++++ PROVIDED INFORMATION ++++

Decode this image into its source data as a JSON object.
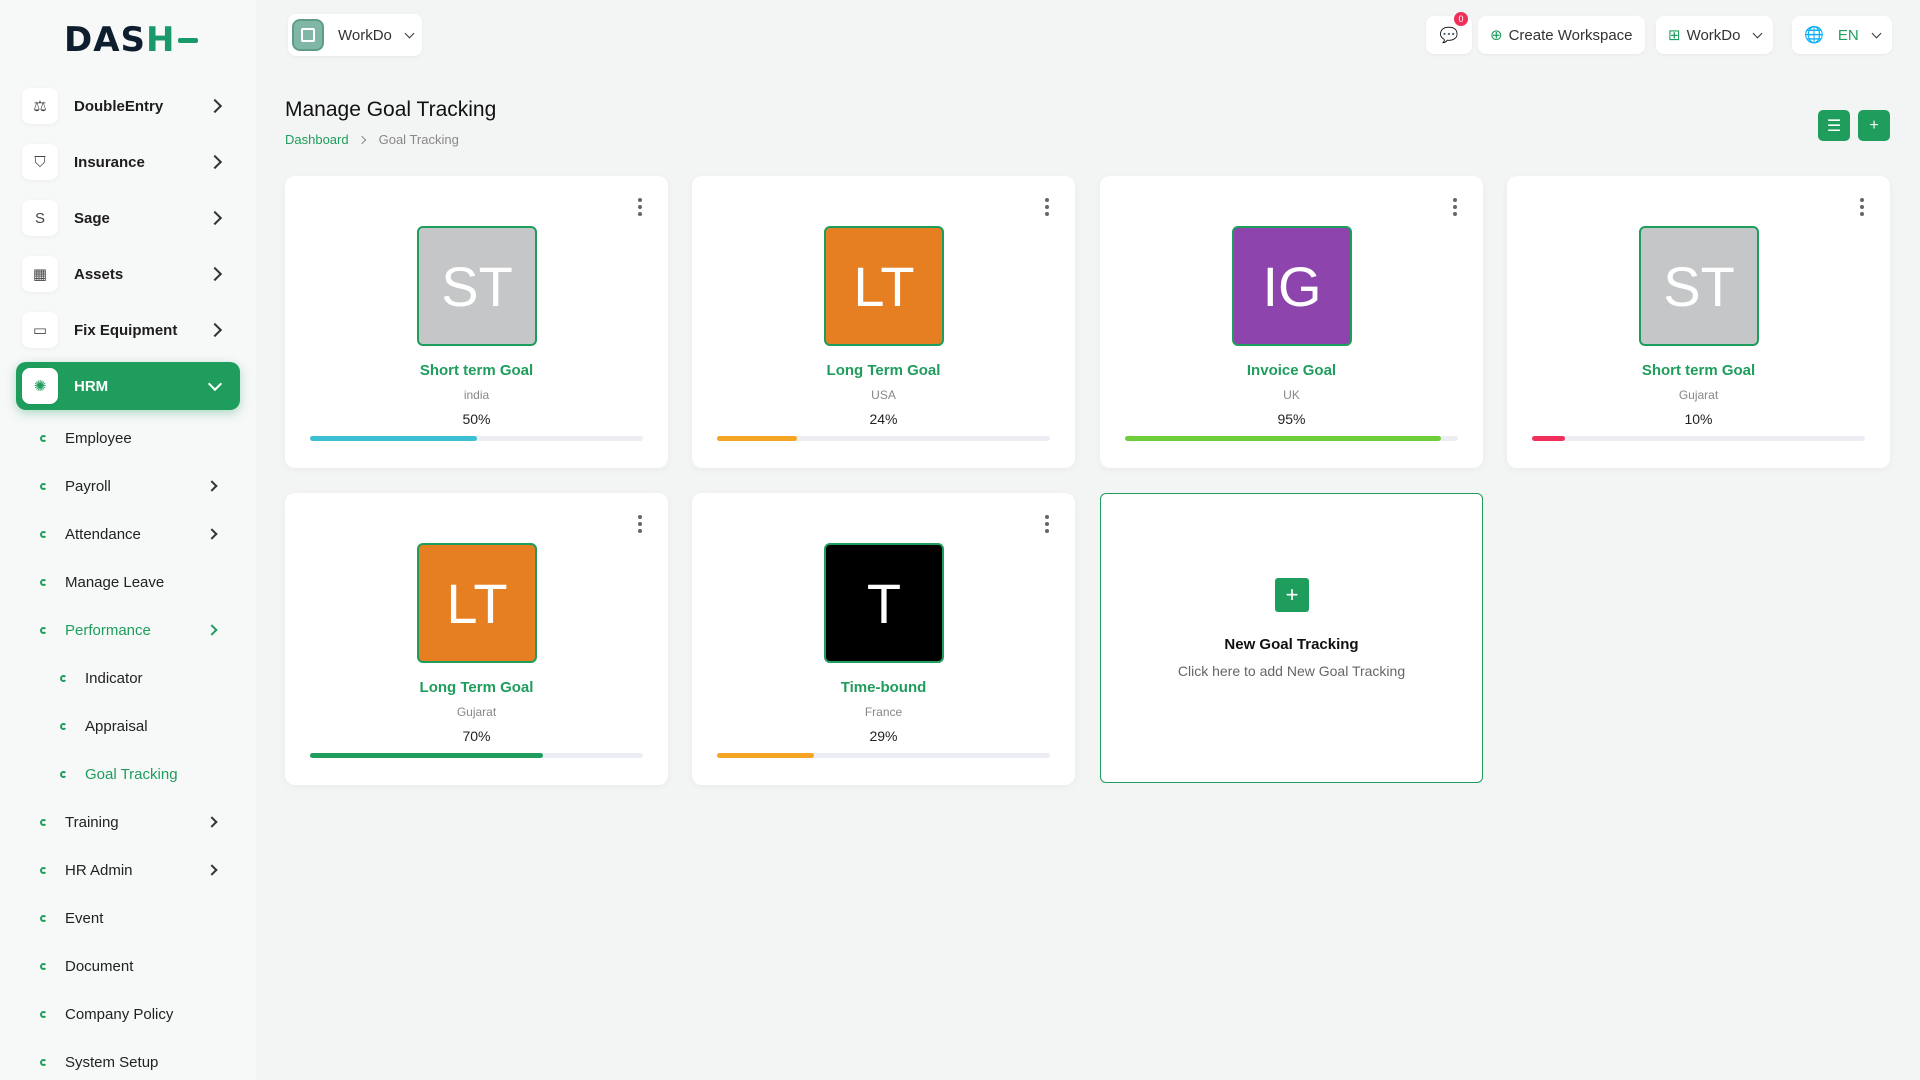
{
  "brand": {
    "logo_text": "DASH",
    "accent": "#1f9d5c"
  },
  "sidebar": {
    "main_items": [
      {
        "label": "DoubleEntry",
        "icon": "scale-icon"
      },
      {
        "label": "Insurance",
        "icon": "shield-icon"
      },
      {
        "label": "Sage",
        "icon": "sage-letter-icon",
        "glyph": "S"
      },
      {
        "label": "Assets",
        "icon": "calculator-icon"
      },
      {
        "label": "Fix Equipment",
        "icon": "archive-icon"
      },
      {
        "label": "HRM",
        "icon": "hrm-icon",
        "active": true
      }
    ],
    "hrm_sub": [
      {
        "label": "Employee"
      },
      {
        "label": "Payroll"
      },
      {
        "label": "Attendance"
      },
      {
        "label": "Manage Leave"
      },
      {
        "label": "Performance"
      },
      {
        "label": "Indicator"
      },
      {
        "label": "Appraisal"
      },
      {
        "label": "Goal Tracking"
      },
      {
        "label": "Training"
      },
      {
        "label": "HR Admin"
      },
      {
        "label": "Event"
      },
      {
        "label": "Document"
      },
      {
        "label": "Company Policy"
      },
      {
        "label": "System Setup"
      }
    ]
  },
  "header": {
    "workspace_label": "WorkDo",
    "notification_count": "0",
    "create_workspace": "Create Workspace",
    "workdo_menu": "WorkDo",
    "language": "EN"
  },
  "page": {
    "title": "Manage Goal Tracking",
    "breadcrumb_home": "Dashboard",
    "breadcrumb_current": "Goal Tracking"
  },
  "goals": [
    {
      "initials": "ST",
      "title": "Short term Goal",
      "location": "india",
      "percent": "50%",
      "progress": 0.5,
      "avatar_color": "#c4c6c8",
      "bar_color": "#3ec0d4"
    },
    {
      "initials": "LT",
      "title": "Long Term Goal",
      "location": "USA",
      "percent": "24%",
      "progress": 0.24,
      "avatar_color": "#e67e22",
      "bar_color": "#f5a524"
    },
    {
      "initials": "IG",
      "title": "Invoice Goal",
      "location": "UK",
      "percent": "95%",
      "progress": 0.95,
      "avatar_color": "#8e44ad",
      "bar_color": "#6fcd3c"
    },
    {
      "initials": "ST",
      "title": "Short term Goal",
      "location": "Gujarat",
      "percent": "10%",
      "progress": 0.1,
      "avatar_color": "#c4c6c8",
      "bar_color": "#f0305a"
    },
    {
      "initials": "LT",
      "title": "Long Term Goal",
      "location": "Gujarat",
      "percent": "70%",
      "progress": 0.7,
      "avatar_color": "#e67e22",
      "bar_color": "#1f9d5c"
    },
    {
      "initials": "T",
      "title": "Time-bound",
      "location": "France",
      "percent": "29%",
      "progress": 0.29,
      "avatar_color": "#000000",
      "bar_color": "#f5a524"
    }
  ],
  "new_goal": {
    "title": "New Goal Tracking",
    "description": "Click here to add New Goal Tracking"
  }
}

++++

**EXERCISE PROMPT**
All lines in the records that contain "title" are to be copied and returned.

**TASK RESPONSE**
    "title": "Manage Goal Tracking",
      "title": "Short term Goal",
      "title": "Long Term Goal",
      "title": "Invoice Goal",
      "title": "Short term Goal",
      "title": "Long Term Goal",
      "title": "Time-bound",
    "title": "New Goal Tracking",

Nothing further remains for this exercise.